Mortgage rates are on the rise. As reported by the New York Times, rates jumped 50 basis points virtually overnight. My own tracking of rates confirms the jump, as reflected here. And this raises an important question–when should you refinance a mortgage?
The common reason to refinance a mortgage is because rates have gone down. This in turn raises the question of just how much lower rates must be to justify the refi. We’ll answer this question below, and look at three other good reasons to consider a mortgage refinance.
Interest Rates Have Gone Down
The primary reason many homeowners refinance their mortgage is to lower their interest rate. It’s why we refinance just about any loan, whether it’s a mortgage, student loan, or even credit card debt (think 0% balance transfer cards). According to the White House, the average homeowner could save $3,000 a year by refinancing their mortgage.
As you evaluate whether lower rates justify refinancing, consider the following:
While rates have ticked up, predicting future interest rates is a fool’s errand. Most predict that rates will rise over the coming months and years, and I agree with this assessment. I also thought the Indians would win the World Series. The point is that you should evaluate whether to refinance a mortgage based on today’s rates, not a prediction of future rates.
How much you’ll save each month is a function of more than the interest rate. Mortgage brokers often tout the lower monthly payment, but keep in mind that the lower payment is also a function of the term of the new loan. If you have 20 years left on your mortgage and refinance back to a 30-year mortgage, the extended term will lower your monthly payment even at the same interest rate.
It’s important to factor in the tax consequences of a refinance. Lowering your interest rate saves money, but perhaps not as much as you may think once you adjust the lower interest payments for the smaller tax deduction.

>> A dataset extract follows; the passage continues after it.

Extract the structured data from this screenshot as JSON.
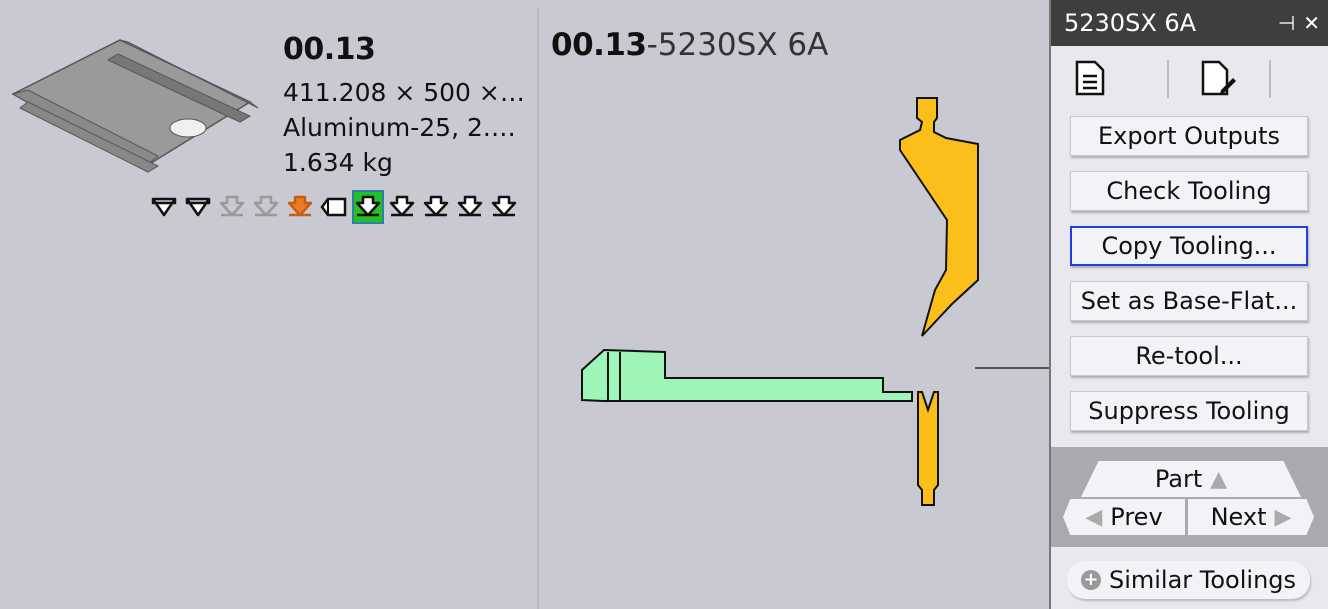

And that brings us to the question of just how much lower must rates be to justify refinancing. There are numerous “rules of thumb” that range from 0.50% to as high as 2%. A better approach is to do the math. It takes just a few steps: